Exercise materials
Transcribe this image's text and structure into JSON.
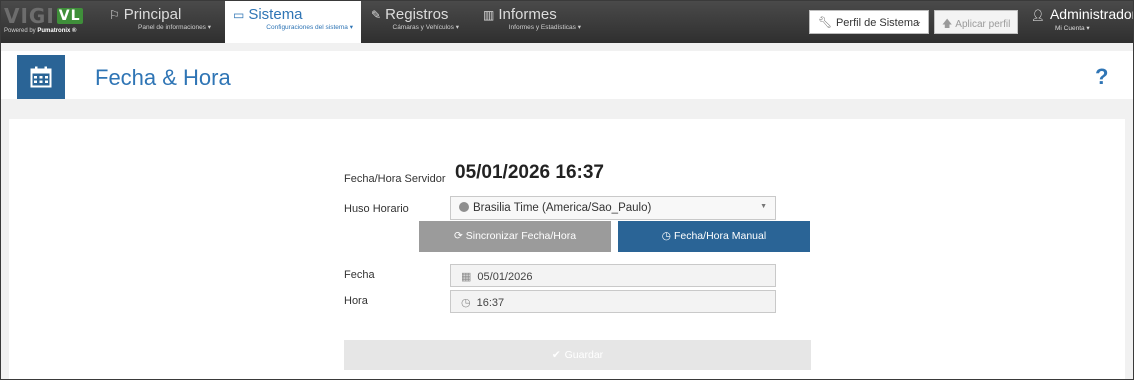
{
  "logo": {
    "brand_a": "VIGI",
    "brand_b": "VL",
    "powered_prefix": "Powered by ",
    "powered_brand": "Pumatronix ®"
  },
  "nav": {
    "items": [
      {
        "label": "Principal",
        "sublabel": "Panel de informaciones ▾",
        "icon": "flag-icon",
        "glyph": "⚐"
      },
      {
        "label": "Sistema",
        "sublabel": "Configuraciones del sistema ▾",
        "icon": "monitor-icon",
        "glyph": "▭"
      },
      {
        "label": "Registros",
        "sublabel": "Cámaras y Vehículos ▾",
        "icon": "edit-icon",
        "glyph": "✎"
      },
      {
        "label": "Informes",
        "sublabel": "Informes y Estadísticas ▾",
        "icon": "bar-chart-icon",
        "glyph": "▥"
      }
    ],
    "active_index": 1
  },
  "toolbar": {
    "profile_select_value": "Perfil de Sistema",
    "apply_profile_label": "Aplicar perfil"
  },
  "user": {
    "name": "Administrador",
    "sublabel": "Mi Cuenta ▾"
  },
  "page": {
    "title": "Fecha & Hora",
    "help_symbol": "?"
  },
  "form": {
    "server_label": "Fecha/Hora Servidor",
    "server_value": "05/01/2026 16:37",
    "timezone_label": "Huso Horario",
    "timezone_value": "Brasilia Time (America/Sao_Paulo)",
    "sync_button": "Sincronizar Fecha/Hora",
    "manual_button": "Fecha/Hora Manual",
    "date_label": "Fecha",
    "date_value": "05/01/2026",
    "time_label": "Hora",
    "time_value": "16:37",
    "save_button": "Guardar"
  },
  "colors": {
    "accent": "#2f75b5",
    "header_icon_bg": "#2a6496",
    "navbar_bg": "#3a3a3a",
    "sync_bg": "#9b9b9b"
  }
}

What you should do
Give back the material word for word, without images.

Exercise answer
Transcribe this image's text and structure into JSON.
{
  "logo": {
    "brand_a": "VIGI",
    "brand_b": "VL",
    "powered_prefix": "Powered by ",
    "powered_brand": "Pumatronix ®"
  },
  "nav": {
    "items": [
      {
        "label": "Principal",
        "sublabel": "Panel de informaciones ▾",
        "icon": "flag-icon",
        "glyph": "⚐"
      },
      {
        "label": "Sistema",
        "sublabel": "Configuraciones del sistema ▾",
        "icon": "monitor-icon",
        "glyph": "▭"
      },
      {
        "label": "Registros",
        "sublabel": "Cámaras y Vehículos ▾",
        "icon": "edit-icon",
        "glyph": "✎"
      },
      {
        "label": "Informes",
        "sublabel": "Informes y Estadísticas ▾",
        "icon": "bar-chart-icon",
        "glyph": "▥"
      }
    ],
    "active_index": 1
  },
  "toolbar": {
    "profile_select_value": "Perfil de Sistema",
    "apply_profile_label": "Aplicar perfil"
  },
  "user": {
    "name": "Administrador",
    "sublabel": "Mi Cuenta ▾"
  },
  "page": {
    "title": "Fecha & Hora",
    "help_symbol": "?"
  },
  "form": {
    "server_label": "Fecha/Hora Servidor",
    "server_value": "05/01/2026 16:37",
    "timezone_label": "Huso Horario",
    "timezone_value": "Brasilia Time (America/Sao_Paulo)",
    "sync_button": "Sincronizar Fecha/Hora",
    "manual_button": "Fecha/Hora Manual",
    "date_label": "Fecha",
    "date_value": "05/01/2026",
    "time_label": "Hora",
    "time_value": "16:37",
    "save_button": "Guardar"
  },
  "colors": {
    "accent": "#2f75b5",
    "header_icon_bg": "#2a6496",
    "navbar_bg": "#3a3a3a",
    "sync_bg": "#9b9b9b"
  }
}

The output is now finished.